WHO director-general Tedros Adhanom Ghebreyesus said more than 75% of all vaccines had been administered in just 10 countries
By Stephanie Nebehay
GENEVA, May 24 (Reuters) - The COVID-19 pandemic is being perpetuated by a "scandalous inequity" in vaccine distribution, the head of the World Health Organization (WHO) said on Monday as he set new targets for protecting people in the poorest countries.
WHO director-general Tedros Adhanom Ghebreyesus warned that no country should assume that it's "out of the woods", no matter its vaccination rate, as long as the SARS-CoV-2 virus and its variants spread elsewhere.
"The world remains in a very dangerous situation," Tedros told the opening of the annual assembly of health ministers from its 194 member states.

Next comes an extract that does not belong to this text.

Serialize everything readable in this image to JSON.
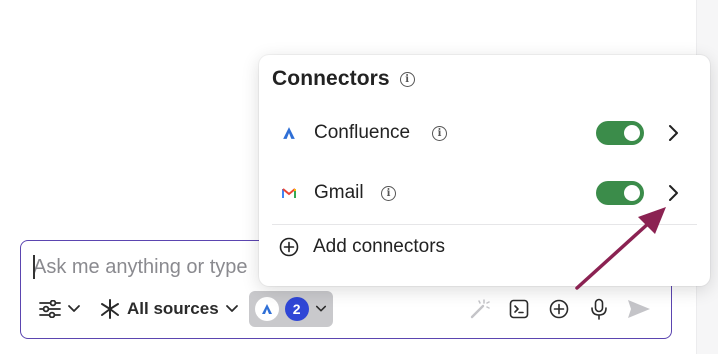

"As of today, more cases have been reported so far this year than in the whole of 2020. On current trends, the number of deaths will overtake last year's total within the next three weeks. This is very tragic," he said.
He said more than 75% of all vaccines had been administered in just 10 countries.
"There is no diplomatic way to say it: a small group of countries that make and buy the majority of the world's vaccines control the fate of the rest of the world."
The COVAX facility, run by WHO and the GAVI vaccine alliance, has delivered 72 million vaccine doses to 125 countries and economies since February - barely sufficient for 1% of their populations, Tedros said.
He urged countries to donate vaccine doses to COVAX to enable 10% of the populations of all countries to be inoculated by September and 30% by year-end. This meant vaccinating 250 million more people in just four months, he said.
"This is crucial to stop disease and death, keep our healthcare workers safe, reopen our societies and economies," Tedros said.
Tedros also called on vaccine manufacturers to give COVAX the first right of refusal on new volumes of vaccines, or to commit 50% of their volumes to COVAX this year.
French President Emmanuel Macron called for the WHO to be empowered to visit countries rapidly in case of outbreaks with potential to spark a pandemic, and to access data.
Macron and German Chancellor Angela Merkel, in separate pre-recorded remarks to the assembly, called for the U.N. agency's funding to be improved and backed the idea of a new international treaty to prevent pandemics. (Reporting by Stephanie Nebehay; Editing by Kevin Liffey and Nick Macfie)